Determine the number of lines in these entries that hold the word "title". Give the number and nothing more.

Element data from apps and pages:
◆ ◆ ◆ ◆

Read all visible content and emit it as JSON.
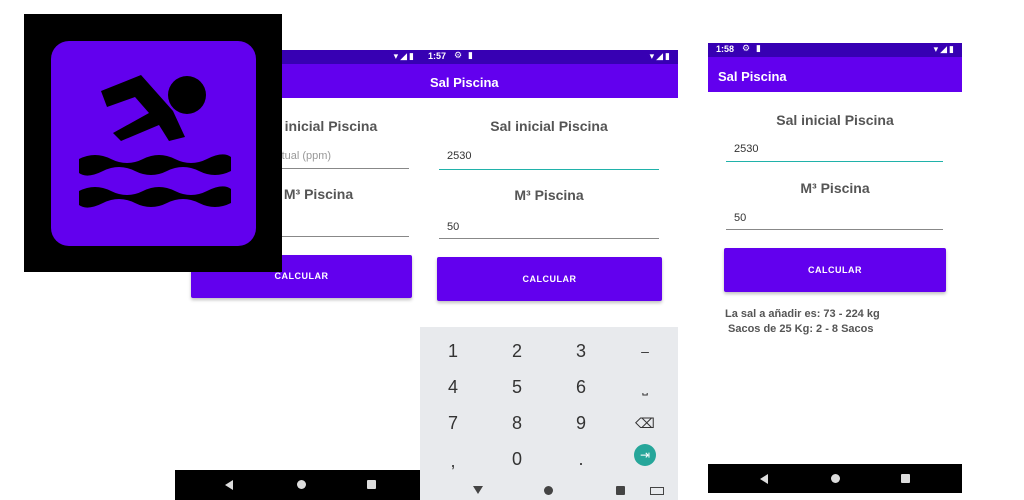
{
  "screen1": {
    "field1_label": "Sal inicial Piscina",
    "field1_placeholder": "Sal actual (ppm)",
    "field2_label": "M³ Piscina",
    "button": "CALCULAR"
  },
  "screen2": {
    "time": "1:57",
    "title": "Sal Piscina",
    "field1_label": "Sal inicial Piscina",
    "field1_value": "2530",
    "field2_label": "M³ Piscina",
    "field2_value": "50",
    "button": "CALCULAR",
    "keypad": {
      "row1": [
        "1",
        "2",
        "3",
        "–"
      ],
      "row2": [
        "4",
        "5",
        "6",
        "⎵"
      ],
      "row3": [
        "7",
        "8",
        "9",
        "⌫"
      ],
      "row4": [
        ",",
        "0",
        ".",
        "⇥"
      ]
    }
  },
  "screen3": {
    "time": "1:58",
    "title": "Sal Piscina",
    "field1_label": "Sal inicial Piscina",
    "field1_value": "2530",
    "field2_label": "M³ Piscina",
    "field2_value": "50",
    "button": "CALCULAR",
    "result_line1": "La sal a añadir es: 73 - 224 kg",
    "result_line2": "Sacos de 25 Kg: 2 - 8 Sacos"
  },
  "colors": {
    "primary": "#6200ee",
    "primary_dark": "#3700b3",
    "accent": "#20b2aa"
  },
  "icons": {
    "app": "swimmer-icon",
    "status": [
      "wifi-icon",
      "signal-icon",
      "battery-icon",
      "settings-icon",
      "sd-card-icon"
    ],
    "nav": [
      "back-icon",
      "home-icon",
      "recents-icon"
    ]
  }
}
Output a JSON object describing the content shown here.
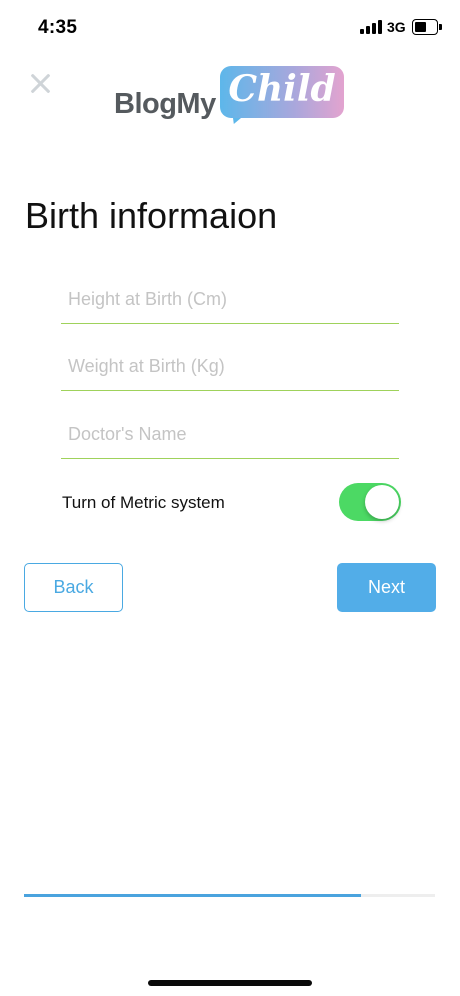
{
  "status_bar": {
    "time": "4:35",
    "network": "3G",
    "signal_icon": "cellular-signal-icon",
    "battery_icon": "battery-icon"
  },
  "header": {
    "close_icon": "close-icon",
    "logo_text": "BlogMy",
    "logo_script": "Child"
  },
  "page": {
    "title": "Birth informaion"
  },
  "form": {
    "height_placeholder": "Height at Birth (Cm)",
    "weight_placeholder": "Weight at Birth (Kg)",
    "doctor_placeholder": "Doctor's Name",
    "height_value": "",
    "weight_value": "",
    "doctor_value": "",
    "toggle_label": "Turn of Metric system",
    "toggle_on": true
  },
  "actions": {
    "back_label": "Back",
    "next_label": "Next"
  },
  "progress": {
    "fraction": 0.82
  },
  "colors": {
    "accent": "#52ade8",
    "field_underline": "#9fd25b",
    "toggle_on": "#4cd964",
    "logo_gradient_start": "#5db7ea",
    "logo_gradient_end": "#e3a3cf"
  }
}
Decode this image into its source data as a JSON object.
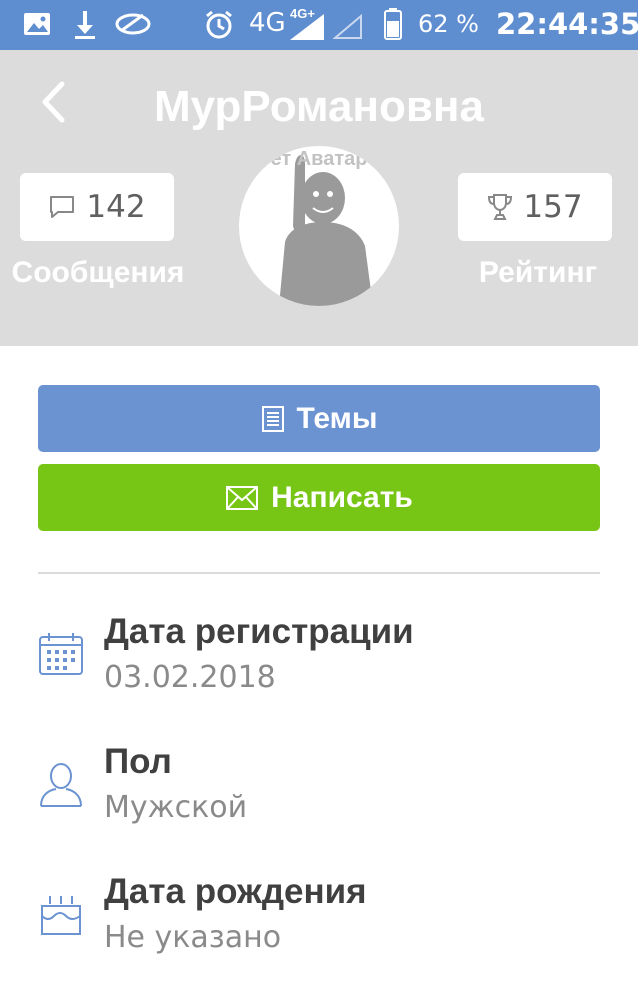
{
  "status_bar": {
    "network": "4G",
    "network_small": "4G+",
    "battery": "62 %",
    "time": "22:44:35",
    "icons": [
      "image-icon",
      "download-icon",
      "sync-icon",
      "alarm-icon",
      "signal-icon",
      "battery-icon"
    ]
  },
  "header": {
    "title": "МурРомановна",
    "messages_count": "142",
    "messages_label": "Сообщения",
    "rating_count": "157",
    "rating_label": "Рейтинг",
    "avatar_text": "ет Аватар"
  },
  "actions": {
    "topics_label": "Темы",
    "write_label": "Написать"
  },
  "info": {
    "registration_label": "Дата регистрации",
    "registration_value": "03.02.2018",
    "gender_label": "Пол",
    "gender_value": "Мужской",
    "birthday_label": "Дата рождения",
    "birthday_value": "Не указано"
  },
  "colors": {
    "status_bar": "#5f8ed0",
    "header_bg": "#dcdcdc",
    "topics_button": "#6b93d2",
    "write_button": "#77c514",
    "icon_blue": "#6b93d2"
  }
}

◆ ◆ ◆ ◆

# [Finished exercise]
4